1. DORMANCY REGULATION IN LAND PLANTS BY EVOLUTIONARILY CONSERVED MECHANISMS
The biology of Marchantia polymorpha and related liverworts has fascinated botanists for centuries, providing a rich literature describing both phenomenology and pharmacological experiments. With the advent of Marchantia as a model genetic system, we are now in a position to begin to elucidate the molecular genetic mechanisms by which its architecture, development and growth is regulated. We are tracing the evolutionary history of genetic programs for dormancy regulation initially identified in seed plants by examining them functionally in Marchantia. We are also screening for novel dormancy regulators. Dormancy was a key adaption to facilitate survival in terrestrial environments, enabling seasonal growth. Understanding dormancy regulation in liverworts will aid efforts to decipher the evolution of dormancy leading to the adapted forms seen in flowering plants. Marchantia is emerging as a powerful model species. This unique plant has low genetic redundancy, and many molecular tools are available, including a sequenced genome (See Bowman et al., 2017). In the long term, this project poses two interrelated questions: 1) how similar are the genetic programs for developmental processes in evolutionarily distant plants, and 2) how can we exploit the simplicity of the Marchantia model system to help decipher the complexity of flowering plants? In this project we are studying the differences and similarities in dormancy regulation between the liverwort Marchantia and seed plants such as Arabidopsis. This involves examination of genetic and hormonal pathways for phytohormones such as auxin and abscisic acid, and will lay a foundation for the discovery of previously uncharacterized evolutionarily conserved components regulating plant development. A detailed understanding of plant development is of great importance not only for basic sciences - knowledge about the integration of developmental pathways is also critical to facilitate the precise design of plants for diverse agricultural applications. The specific aims of this project are to: 1) Identify and characterize the interaction between different hormonal pathways for dormancy regulation in Marchantia, 2) and to identify and characterize novel regulators of dormancy in land plants.
A recent publication from this project is Eklund et al., 2018, Current Biology.
2. THE LAND PLANT CIRCADIAN CLOCK
Adaptation to changing environments is critical to all life. Some of these changes are predictable such as day/night cycles and the ever-changing seasons. Accordingly, organisms from all kingdoms of life have developed mechanisms to anticipate such predictable changes. Intrinsic clocks that generate circadian rhythms are present in most organisms, from cyanobacteria to land plants and animals. Although the overall architecture is generally conserved, the key genes involved are generally not, suggesting multiple independent origins of circadian clocks.
The plant circadian clock is a self-sustaining oscillator and the approximately 24-hour rhythm results mainly from transcriptional and translational feedback loops. Angiosperm clocks can be described as an intricate network of interlocked feedback loops, but clocks of green algae have been modelled as a loop of only a few genes. To investigate the evolution from a simple clock in algae to a complex one in angiosperms, we are performing phylogenetic and functional studies of circadian clock genes in bryophyte model species, such as Marchantia polymorpha.

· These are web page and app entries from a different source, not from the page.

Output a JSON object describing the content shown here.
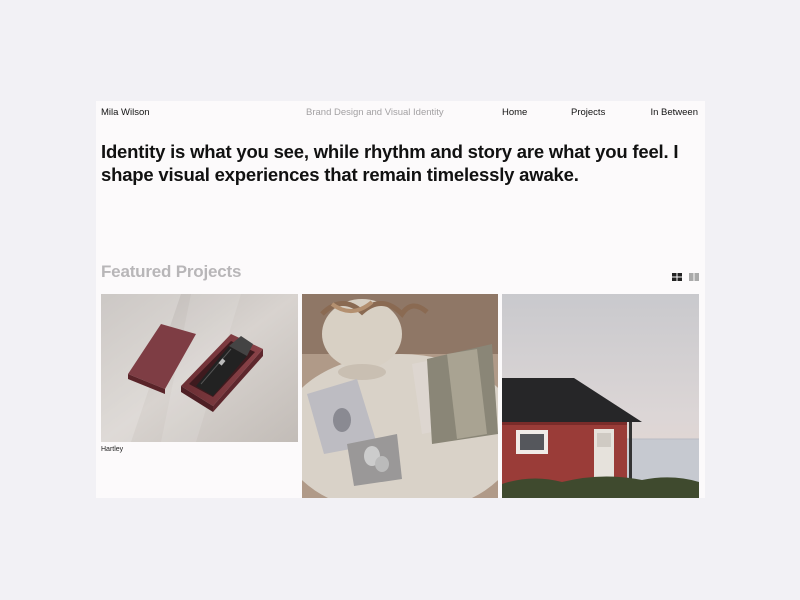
{
  "header": {
    "brand": "Mila Wilson",
    "tagline": "Brand Design and Visual Identity",
    "nav": [
      "Home",
      "Projects",
      "In Between"
    ]
  },
  "hero": {
    "headline": "Identity is what you see, while rhythm and story are what you feel. I shape visual experiences that remain timelessly awake."
  },
  "featured": {
    "title": "Featured Projects",
    "view_icons": [
      "grid-view-icon",
      "columns-view-icon"
    ],
    "projects": [
      {
        "label": "Hartley"
      }
    ]
  },
  "colors": {
    "page_background": "#f2f1f5",
    "frame_background": "#fcfafb",
    "text": "#141414",
    "muted": "#a3a1a3",
    "section_title": "#b8b6b8"
  }
}
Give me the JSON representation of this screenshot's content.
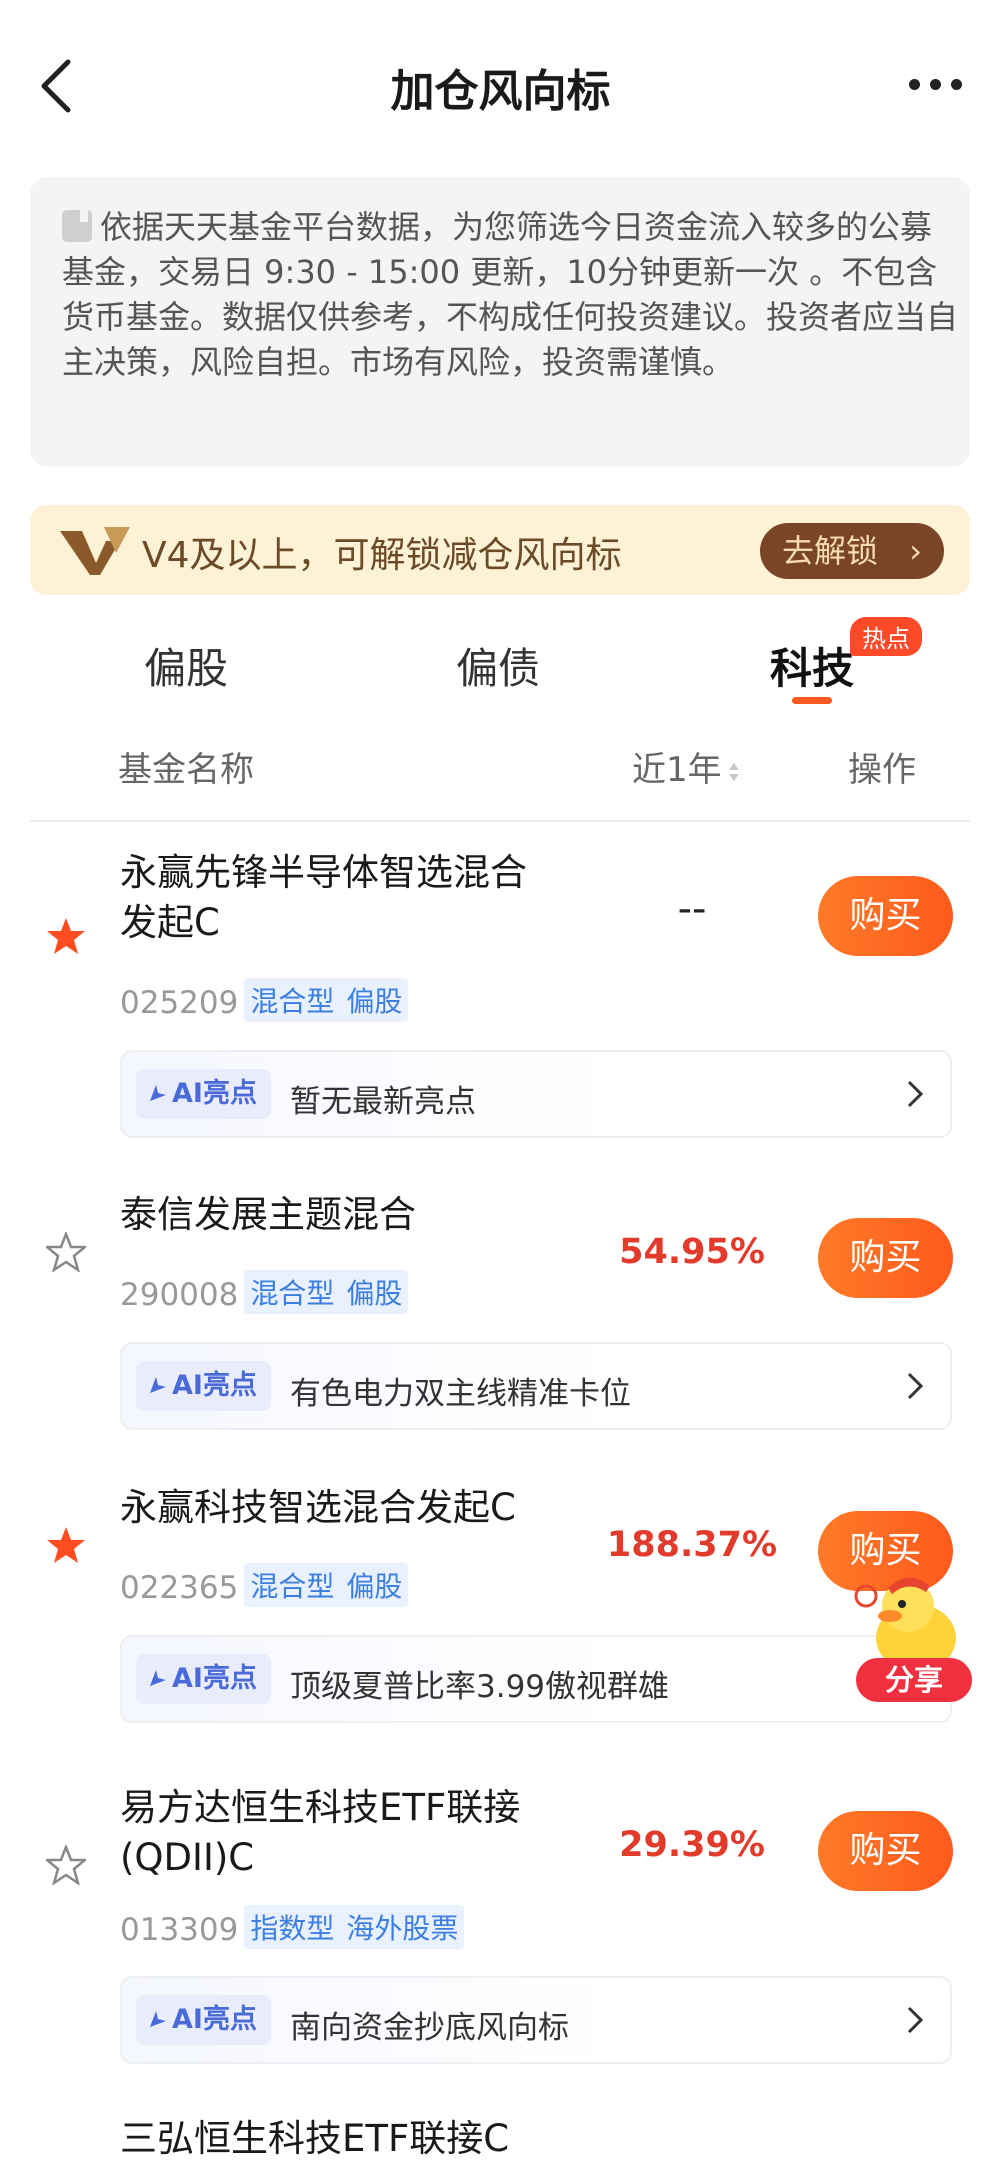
{
  "header": {
    "title": "加仓风向标"
  },
  "notice": {
    "text": "依据天天基金平台数据，为您筛选今日资金流入较多的公募基金，交易日 9:30 - 15:00 更新，10分钟更新一次 。不包含货币基金。数据仅供参考，不构成任何投资建议。投资者应当自主决策，风险自担。市场有风险，投资需谨慎。"
  },
  "banner": {
    "text": "V4及以上，可解锁减仓风向标",
    "button": "去解锁"
  },
  "tabs": [
    {
      "label": "偏股"
    },
    {
      "label": "偏债"
    },
    {
      "label": "科技",
      "badge": "热点",
      "active": true
    }
  ],
  "columns": {
    "name": "基金名称",
    "return": "近1年",
    "action": "操作"
  },
  "funds": [
    {
      "name_line1": "永赢先锋半导体智选混合",
      "name_line2": "发起C",
      "code": "025209",
      "type": "混合型",
      "style": "偏股",
      "return": "--",
      "starred": true,
      "buy": "购买",
      "ai_label": "AI亮点",
      "ai_text": "暂无最新亮点"
    },
    {
      "name_line1": "泰信发展主题混合",
      "code": "290008",
      "type": "混合型",
      "style": "偏股",
      "return": "54.95%",
      "starred": false,
      "buy": "购买",
      "ai_label": "AI亮点",
      "ai_text": "有色电力双主线精准卡位"
    },
    {
      "name_line1": "永赢科技智选混合发起C",
      "code": "022365",
      "type": "混合型",
      "style": "偏股",
      "return": "188.37%",
      "starred": true,
      "buy": "购买",
      "ai_label": "AI亮点",
      "ai_text": "顶级夏普比率3.99傲视群雄"
    },
    {
      "name_line1": "易方达恒生科技ETF联接",
      "name_line2": "(QDII)C",
      "code": "013309",
      "type": "指数型",
      "style": "海外股票",
      "return": "29.39%",
      "starred": false,
      "buy": "购买",
      "ai_label": "AI亮点",
      "ai_text": "南向资金抄底风向标"
    }
  ],
  "share": {
    "label": "分享"
  },
  "partial_row": {
    "name": "三弘恒生科技ETF联接C"
  },
  "colors": {
    "accent": "#ff5a1f",
    "return_red": "#e23b2c",
    "ai_blue": "#4a6ad8",
    "banner_bg": "#fdf2d6"
  }
}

For more information on this project, see our recent publications Early evolution of the land plant circadian clock, Linde et al., 2017, New Phytologist and Nyctinastic thallus movement in the liverwort Marchantia polymorpha is regulated by a circadian clock.
3. Evolution and function of the shoot apical meristem
We aim at elucidating some of the differences and similarities in shoot meristem function between the flowering plant Arabidopsis, and the liverwort Marchantia. Among our objectives are studies of transcription factor networks in Marchantia, which will lay a foundation for the discovery of previously uncharacterized mechanisms regulating plant development and architecture. This is of great importance in a longer perspective, as knowledge about the integration of the environment and genetic pathways is critical to facilitate the precise design of plants for diverse agricultural applications in a world with an unstable climate and a growing population.
Extreme low light conditions appear to force the Marchantia shoot meristem to revert to a juvenile undifferentiated developmental stage. This phenotype can be mimicked by constitutive expression of a single gene, suggesting this gene to have a key role in light-regulated developmental transitions. This gene's relation to light, hormonal pathways and differentiation of the apical cell will be examined using molecular methods with the aim to find direct downstream targets as well as regulators.